=== INPUT DATA ===
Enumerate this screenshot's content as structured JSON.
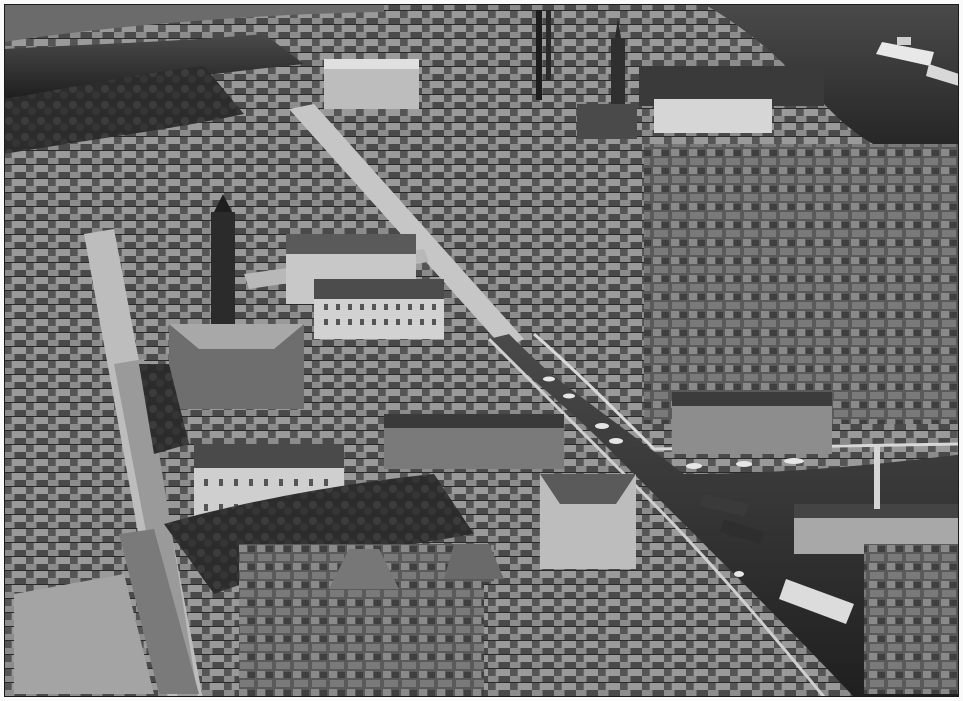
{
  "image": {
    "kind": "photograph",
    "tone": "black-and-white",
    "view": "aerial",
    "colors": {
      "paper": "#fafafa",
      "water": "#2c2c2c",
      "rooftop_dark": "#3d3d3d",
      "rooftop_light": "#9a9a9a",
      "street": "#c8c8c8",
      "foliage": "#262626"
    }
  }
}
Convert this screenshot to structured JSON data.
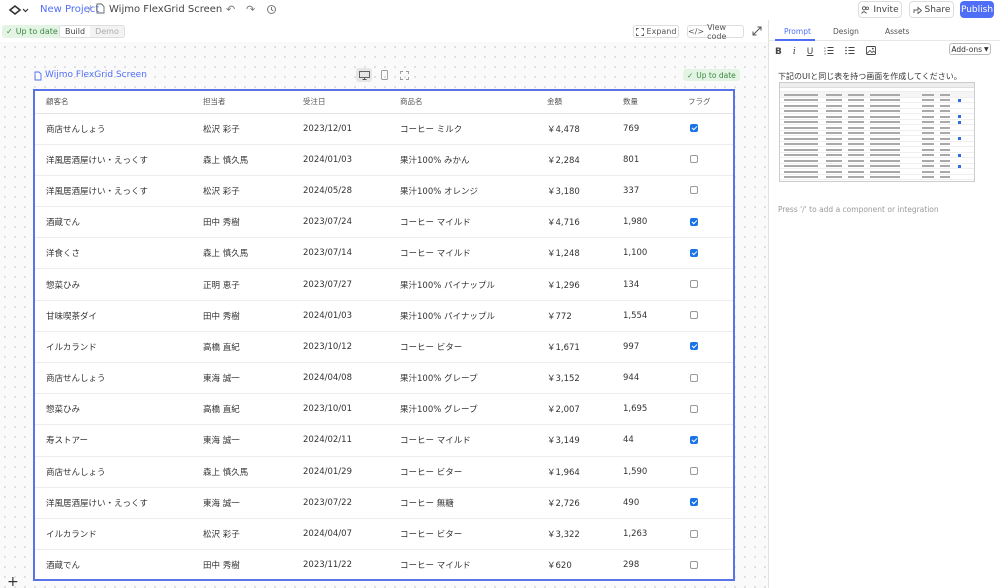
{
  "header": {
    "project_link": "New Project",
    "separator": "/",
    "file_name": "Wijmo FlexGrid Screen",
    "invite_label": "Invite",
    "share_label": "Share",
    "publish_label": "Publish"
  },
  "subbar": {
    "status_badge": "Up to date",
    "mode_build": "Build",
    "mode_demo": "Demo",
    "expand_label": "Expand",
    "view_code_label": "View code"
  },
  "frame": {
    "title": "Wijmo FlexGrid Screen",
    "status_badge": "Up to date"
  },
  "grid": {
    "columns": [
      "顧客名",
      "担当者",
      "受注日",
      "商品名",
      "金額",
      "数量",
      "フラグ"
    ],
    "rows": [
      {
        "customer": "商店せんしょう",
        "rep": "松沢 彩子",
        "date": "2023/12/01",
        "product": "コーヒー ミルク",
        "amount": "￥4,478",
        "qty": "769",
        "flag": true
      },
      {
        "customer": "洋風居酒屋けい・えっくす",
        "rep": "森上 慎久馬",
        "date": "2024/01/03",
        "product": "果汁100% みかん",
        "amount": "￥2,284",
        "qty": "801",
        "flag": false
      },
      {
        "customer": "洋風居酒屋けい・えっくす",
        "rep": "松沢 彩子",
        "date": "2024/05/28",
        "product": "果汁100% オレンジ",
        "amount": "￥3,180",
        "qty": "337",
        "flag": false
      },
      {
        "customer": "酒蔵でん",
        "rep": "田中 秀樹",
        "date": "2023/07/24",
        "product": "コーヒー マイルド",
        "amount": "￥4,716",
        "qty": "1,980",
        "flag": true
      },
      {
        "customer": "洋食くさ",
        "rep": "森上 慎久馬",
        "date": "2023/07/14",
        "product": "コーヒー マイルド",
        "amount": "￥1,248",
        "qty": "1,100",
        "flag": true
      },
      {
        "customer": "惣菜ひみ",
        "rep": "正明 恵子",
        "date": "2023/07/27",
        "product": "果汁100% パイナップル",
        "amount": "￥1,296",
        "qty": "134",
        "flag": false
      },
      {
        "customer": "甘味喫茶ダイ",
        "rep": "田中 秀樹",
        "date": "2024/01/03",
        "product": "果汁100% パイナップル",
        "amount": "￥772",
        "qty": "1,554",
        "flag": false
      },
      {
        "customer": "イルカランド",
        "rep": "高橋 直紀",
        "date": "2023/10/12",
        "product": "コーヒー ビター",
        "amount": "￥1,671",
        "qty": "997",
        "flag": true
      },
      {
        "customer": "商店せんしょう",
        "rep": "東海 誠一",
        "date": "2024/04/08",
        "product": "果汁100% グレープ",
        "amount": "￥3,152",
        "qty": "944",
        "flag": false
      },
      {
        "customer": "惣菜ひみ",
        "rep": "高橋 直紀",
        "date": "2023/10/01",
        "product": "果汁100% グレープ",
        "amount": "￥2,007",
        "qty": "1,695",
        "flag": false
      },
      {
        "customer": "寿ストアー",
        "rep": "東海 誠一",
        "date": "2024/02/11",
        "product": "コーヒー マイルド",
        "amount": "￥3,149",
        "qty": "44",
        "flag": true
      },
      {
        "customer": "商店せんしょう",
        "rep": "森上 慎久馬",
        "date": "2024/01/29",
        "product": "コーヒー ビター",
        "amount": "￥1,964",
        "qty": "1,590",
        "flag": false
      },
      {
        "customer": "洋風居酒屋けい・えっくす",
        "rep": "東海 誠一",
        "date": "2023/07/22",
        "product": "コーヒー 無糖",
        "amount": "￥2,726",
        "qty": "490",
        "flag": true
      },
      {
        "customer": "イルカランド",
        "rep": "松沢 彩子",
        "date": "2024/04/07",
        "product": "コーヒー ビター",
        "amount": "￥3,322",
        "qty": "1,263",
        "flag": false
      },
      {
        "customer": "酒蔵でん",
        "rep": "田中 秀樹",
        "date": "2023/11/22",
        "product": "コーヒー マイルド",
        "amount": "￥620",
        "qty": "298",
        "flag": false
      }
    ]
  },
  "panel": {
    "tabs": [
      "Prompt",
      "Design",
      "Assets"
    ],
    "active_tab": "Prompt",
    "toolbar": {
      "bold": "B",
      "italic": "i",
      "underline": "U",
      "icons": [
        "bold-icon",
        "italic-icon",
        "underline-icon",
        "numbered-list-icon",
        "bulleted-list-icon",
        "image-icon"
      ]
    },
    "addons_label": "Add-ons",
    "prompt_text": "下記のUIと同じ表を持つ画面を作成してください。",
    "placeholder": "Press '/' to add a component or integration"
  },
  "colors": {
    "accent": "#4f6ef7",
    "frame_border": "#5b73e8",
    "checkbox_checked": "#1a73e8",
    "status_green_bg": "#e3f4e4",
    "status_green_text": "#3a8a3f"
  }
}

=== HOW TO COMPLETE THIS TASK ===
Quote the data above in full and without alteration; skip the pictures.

=== OUTPUT FOR THIS TASK ===
Enumerate this screenshot's content as structured JSON.
{
  "image": {
    "kind": "photograph",
    "tone": "black-and-white",
    "view": "aerial",
    "colors": {
      "paper": "#fafafa",
      "water": "#2c2c2c",
      "rooftop_dark": "#3d3d3d",
      "rooftop_light": "#9a9a9a",
      "street": "#c8c8c8",
      "foliage": "#262626"
    }
  }
}
Convert this screenshot to structured JSON data.
{
  "header": {
    "project_link": "New Project",
    "separator": "/",
    "file_name": "Wijmo FlexGrid Screen",
    "invite_label": "Invite",
    "share_label": "Share",
    "publish_label": "Publish"
  },
  "subbar": {
    "status_badge": "Up to date",
    "mode_build": "Build",
    "mode_demo": "Demo",
    "expand_label": "Expand",
    "view_code_label": "View code"
  },
  "frame": {
    "title": "Wijmo FlexGrid Screen",
    "status_badge": "Up to date"
  },
  "grid": {
    "columns": [
      "顧客名",
      "担当者",
      "受注日",
      "商品名",
      "金額",
      "数量",
      "フラグ"
    ],
    "rows": [
      {
        "customer": "商店せんしょう",
        "rep": "松沢 彩子",
        "date": "2023/12/01",
        "product": "コーヒー ミルク",
        "amount": "￥4,478",
        "qty": "769",
        "flag": true
      },
      {
        "customer": "洋風居酒屋けい・えっくす",
        "rep": "森上 慎久馬",
        "date": "2024/01/03",
        "product": "果汁100% みかん",
        "amount": "￥2,284",
        "qty": "801",
        "flag": false
      },
      {
        "customer": "洋風居酒屋けい・えっくす",
        "rep": "松沢 彩子",
        "date": "2024/05/28",
        "product": "果汁100% オレンジ",
        "amount": "￥3,180",
        "qty": "337",
        "flag": false
      },
      {
        "customer": "酒蔵でん",
        "rep": "田中 秀樹",
        "date": "2023/07/24",
        "product": "コーヒー マイルド",
        "amount": "￥4,716",
        "qty": "1,980",
        "flag": true
      },
      {
        "customer": "洋食くさ",
        "rep": "森上 慎久馬",
        "date": "2023/07/14",
        "product": "コーヒー マイルド",
        "amount": "￥1,248",
        "qty": "1,100",
        "flag": true
      },
      {
        "customer": "惣菜ひみ",
        "rep": "正明 恵子",
        "date": "2023/07/27",
        "product": "果汁100% パイナップル",
        "amount": "￥1,296",
        "qty": "134",
        "flag": false
      },
      {
        "customer": "甘味喫茶ダイ",
        "rep": "田中 秀樹",
        "date": "2024/01/03",
        "product": "果汁100% パイナップル",
        "amount": "￥772",
        "qty": "1,554",
        "flag": false
      },
      {
        "customer": "イルカランド",
        "rep": "高橋 直紀",
        "date": "2023/10/12",
        "product": "コーヒー ビター",
        "amount": "￥1,671",
        "qty": "997",
        "flag": true
      },
      {
        "customer": "商店せんしょう",
        "rep": "東海 誠一",
        "date": "2024/04/08",
        "product": "果汁100% グレープ",
        "amount": "￥3,152",
        "qty": "944",
        "flag": false
      },
      {
        "customer": "惣菜ひみ",
        "rep": "高橋 直紀",
        "date": "2023/10/01",
        "product": "果汁100% グレープ",
        "amount": "￥2,007",
        "qty": "1,695",
        "flag": false
      },
      {
        "customer": "寿ストアー",
        "rep": "東海 誠一",
        "date": "2024/02/11",
        "product": "コーヒー マイルド",
        "amount": "￥3,149",
        "qty": "44",
        "flag": true
      },
      {
        "customer": "商店せんしょう",
        "rep": "森上 慎久馬",
        "date": "2024/01/29",
        "product": "コーヒー ビター",
        "amount": "￥1,964",
        "qty": "1,590",
        "flag": false
      },
      {
        "customer": "洋風居酒屋けい・えっくす",
        "rep": "東海 誠一",
        "date": "2023/07/22",
        "product": "コーヒー 無糖",
        "amount": "￥2,726",
        "qty": "490",
        "flag": true
      },
      {
        "customer": "イルカランド",
        "rep": "松沢 彩子",
        "date": "2024/04/07",
        "product": "コーヒー ビター",
        "amount": "￥3,322",
        "qty": "1,263",
        "flag": false
      },
      {
        "customer": "酒蔵でん",
        "rep": "田中 秀樹",
        "date": "2023/11/22",
        "product": "コーヒー マイルド",
        "amount": "￥620",
        "qty": "298",
        "flag": false
      }
    ]
  },
  "panel": {
    "tabs": [
      "Prompt",
      "Design",
      "Assets"
    ],
    "active_tab": "Prompt",
    "toolbar": {
      "bold": "B",
      "italic": "i",
      "underline": "U",
      "icons": [
        "bold-icon",
        "italic-icon",
        "underline-icon",
        "numbered-list-icon",
        "bulleted-list-icon",
        "image-icon"
      ]
    },
    "addons_label": "Add-ons",
    "prompt_text": "下記のUIと同じ表を持つ画面を作成してください。",
    "placeholder": "Press '/' to add a component or integration"
  },
  "colors": {
    "accent": "#4f6ef7",
    "frame_border": "#5b73e8",
    "checkbox_checked": "#1a73e8",
    "status_green_bg": "#e3f4e4",
    "status_green_text": "#3a8a3f"
  }
}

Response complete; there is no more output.